All of the data below is to be output without alteration.
----- Exercise materials
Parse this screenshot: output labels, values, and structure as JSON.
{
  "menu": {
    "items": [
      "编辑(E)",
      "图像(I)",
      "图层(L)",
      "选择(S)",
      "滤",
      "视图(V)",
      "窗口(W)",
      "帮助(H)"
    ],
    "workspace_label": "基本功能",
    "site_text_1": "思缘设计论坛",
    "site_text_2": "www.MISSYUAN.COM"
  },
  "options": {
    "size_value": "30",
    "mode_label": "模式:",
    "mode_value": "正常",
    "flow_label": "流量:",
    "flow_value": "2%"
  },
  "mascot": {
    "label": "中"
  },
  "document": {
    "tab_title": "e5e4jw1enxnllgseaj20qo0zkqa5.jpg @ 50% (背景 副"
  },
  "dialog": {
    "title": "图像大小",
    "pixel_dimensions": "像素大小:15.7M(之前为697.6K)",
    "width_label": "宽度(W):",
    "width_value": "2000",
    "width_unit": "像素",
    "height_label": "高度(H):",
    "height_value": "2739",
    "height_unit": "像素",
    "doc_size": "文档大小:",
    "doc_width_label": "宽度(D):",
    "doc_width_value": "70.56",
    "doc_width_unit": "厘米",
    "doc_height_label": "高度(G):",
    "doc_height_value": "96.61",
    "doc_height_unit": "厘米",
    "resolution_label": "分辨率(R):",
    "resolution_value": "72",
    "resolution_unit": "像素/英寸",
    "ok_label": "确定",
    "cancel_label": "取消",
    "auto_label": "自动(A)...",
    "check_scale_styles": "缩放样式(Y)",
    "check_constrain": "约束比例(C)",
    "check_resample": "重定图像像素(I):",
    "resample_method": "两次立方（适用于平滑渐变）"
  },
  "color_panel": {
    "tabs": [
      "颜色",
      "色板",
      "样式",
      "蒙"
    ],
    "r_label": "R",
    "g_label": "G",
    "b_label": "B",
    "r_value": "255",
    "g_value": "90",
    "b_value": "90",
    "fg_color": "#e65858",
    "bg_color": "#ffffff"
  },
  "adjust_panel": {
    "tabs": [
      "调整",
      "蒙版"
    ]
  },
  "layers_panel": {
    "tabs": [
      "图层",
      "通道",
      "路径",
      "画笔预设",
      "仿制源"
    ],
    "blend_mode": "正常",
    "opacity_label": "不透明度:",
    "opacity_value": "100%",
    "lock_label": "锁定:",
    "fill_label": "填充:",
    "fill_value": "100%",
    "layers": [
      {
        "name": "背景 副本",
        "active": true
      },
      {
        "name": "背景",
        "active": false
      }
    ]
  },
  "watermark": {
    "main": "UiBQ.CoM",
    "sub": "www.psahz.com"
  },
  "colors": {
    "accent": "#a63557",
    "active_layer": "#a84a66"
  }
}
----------
» **Completed exercise**
Parse this screenshot: output labels, values, and structure as JSON.
{
  "menu": {
    "items": [
      "编辑(E)",
      "图像(I)",
      "图层(L)",
      "选择(S)",
      "滤",
      "视图(V)",
      "窗口(W)",
      "帮助(H)"
    ],
    "workspace_label": "基本功能",
    "site_text_1": "思缘设计论坛",
    "site_text_2": "www.MISSYUAN.COM"
  },
  "options": {
    "size_value": "30",
    "mode_label": "模式:",
    "mode_value": "正常",
    "flow_label": "流量:",
    "flow_value": "2%"
  },
  "mascot": {
    "label": "中"
  },
  "document": {
    "tab_title": "e5e4jw1enxnllgseaj20qo0zkqa5.jpg @ 50% (背景 副"
  },
  "dialog": {
    "title": "图像大小",
    "pixel_dimensions": "像素大小:15.7M(之前为697.6K)",
    "width_label": "宽度(W):",
    "width_value": "2000",
    "width_unit": "像素",
    "height_label": "高度(H):",
    "height_value": "2739",
    "height_unit": "像素",
    "doc_size": "文档大小:",
    "doc_width_label": "宽度(D):",
    "doc_width_value": "70.56",
    "doc_width_unit": "厘米",
    "doc_height_label": "高度(G):",
    "doc_height_value": "96.61",
    "doc_height_unit": "厘米",
    "resolution_label": "分辨率(R):",
    "resolution_value": "72",
    "resolution_unit": "像素/英寸",
    "ok_label": "确定",
    "cancel_label": "取消",
    "auto_label": "自动(A)...",
    "check_scale_styles": "缩放样式(Y)",
    "check_constrain": "约束比例(C)",
    "check_resample": "重定图像像素(I):",
    "resample_method": "两次立方（适用于平滑渐变）"
  },
  "color_panel": {
    "tabs": [
      "颜色",
      "色板",
      "样式",
      "蒙"
    ],
    "r_label": "R",
    "g_label": "G",
    "b_label": "B",
    "r_value": "255",
    "g_value": "90",
    "b_value": "90",
    "fg_color": "#e65858",
    "bg_color": "#ffffff"
  },
  "adjust_panel": {
    "tabs": [
      "调整",
      "蒙版"
    ]
  },
  "layers_panel": {
    "tabs": [
      "图层",
      "通道",
      "路径",
      "画笔预设",
      "仿制源"
    ],
    "blend_mode": "正常",
    "opacity_label": "不透明度:",
    "opacity_value": "100%",
    "lock_label": "锁定:",
    "fill_label": "填充:",
    "fill_value": "100%",
    "layers": [
      {
        "name": "背景 副本",
        "active": true
      },
      {
        "name": "背景",
        "active": false
      }
    ]
  },
  "watermark": {
    "main": "UiBQ.CoM",
    "sub": "www.psahz.com"
  },
  "colors": {
    "accent": "#a63557",
    "active_layer": "#a84a66"
  }
}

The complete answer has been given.